“Loving you is like a battle / And we both end up with scars.” The push and pull of love is a topic tailor-made for musical atonement. Hip-hop/R&B artist Lauryn Hill sealed her spot as a musical icon with just one studio album, The Miseducation of Lauryn Hill. Released in 1998, it is the perfect example of a timeless album. Among its many treasures is “Ex-Factor,” which experienced a resurgence thanks to being sampled Drake’s 2018 hit, “Nice for What.” “Nice for What” is energetic and upbeat, while the “Ex-Factor” is plagued by relationship issues.
Throughout “Ex-Factor,” Hill sings about the dysfunction and the inconsistency of her relationship. Memorably, she asks, “Tell me who I have to be / To get some reciprocity.” Essentially, she feels she’s fighting hard for him, but he’s not doing the same for her. One of the biggest statements arrives on the chorus, where she asserts the ineffectiveness of the relationship, struggles to break up: “And when I try to walk away / You’d hurt yourself to make me stay / This is crazy.” The drama and emotion expand on the soulful-gospel infused outro, where Hill states all of the promises he said he’d fulfill, but ultimately failed. This sounds truly therapeutic for her – she’s releasing the mess.

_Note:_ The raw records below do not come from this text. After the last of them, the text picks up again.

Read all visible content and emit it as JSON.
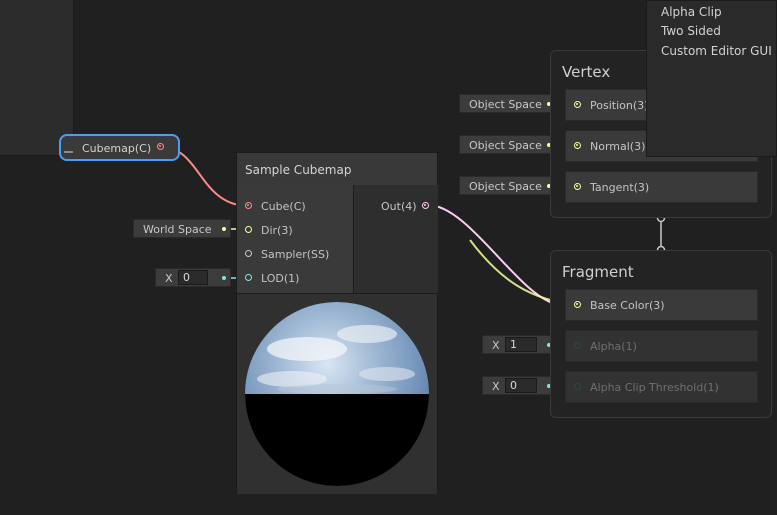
{
  "colors": {
    "canvas_bg": "#202020",
    "texture_port": "#ff8a8a",
    "vector3_port": "#f6ff9a",
    "vector1_port": "#84e4e7",
    "sampler_port": "#c8c8c8",
    "vector4_port": "#fbcbf4",
    "selection": "#4a9ff5"
  },
  "property_node": {
    "label": "Cubemap(C)",
    "port_icon": "texture-port-icon"
  },
  "sample_cubemap": {
    "title": "Sample Cubemap",
    "inputs": [
      {
        "label": "Cube(C)",
        "type": "texture"
      },
      {
        "label": "Dir(3)",
        "type": "vector3"
      },
      {
        "label": "Sampler(SS)",
        "type": "sampler"
      },
      {
        "label": "LOD(1)",
        "type": "vector1"
      }
    ],
    "outputs": [
      {
        "label": "Out(4)",
        "type": "vector4"
      }
    ],
    "inline": {
      "dir_value": "World Space",
      "lod_axis": "X",
      "lod_value": "0"
    }
  },
  "vertex_stack": {
    "title": "Vertex",
    "blocks": [
      {
        "label": "Position(3)",
        "inline_value": "Object Space"
      },
      {
        "label": "Normal(3)",
        "inline_value": "Object Space"
      },
      {
        "label": "Tangent(3)",
        "inline_value": "Object Space"
      }
    ]
  },
  "fragment_stack": {
    "title": "Fragment",
    "blocks": [
      {
        "label": "Base Color(3)",
        "connected": true
      },
      {
        "label": "Alpha(1)",
        "inline_axis": "X",
        "inline_value": "1",
        "dimmed": true
      },
      {
        "label": "Alpha Clip Threshold(1)",
        "inline_axis": "X",
        "inline_value": "0",
        "dimmed": true
      }
    ]
  },
  "settings_menu": {
    "items": [
      "Alpha Clip",
      "Two Sided",
      "Custom Editor GUI"
    ]
  }
}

“Ex-Factor” exemplifies music to atone to. It’s relatable and provides the inevitable solution to bad love – if “it ain’t workin’,” it’s time to let it go. Providing even more atonement is lush, gorgeous production work, fueled by a sample of “Can It All Be So Simple.” Still fresh, years later.
You can learn more about Lauryn Hill here:
About The Curator - Brent Faulkner
Slightly eccentric with interests that seem to know no ends, restless ‘Renaissance Man’ is the best way to characterize Brent Faulkner, a native of Kentucky. A certified music educator, multi-instrumentalist, and composer known for his incredibly sharp ear, he lives and breathes music of a variety of styles. In addition to passion for educating, performing, and writing music, he’s equally passionate blogging and writing about it, managing his own site, The Musical Hype (https://themusicalhype.com). When he’s not intensely analyzing music, you can find him reading or watching a movie, reality television or some sporting event.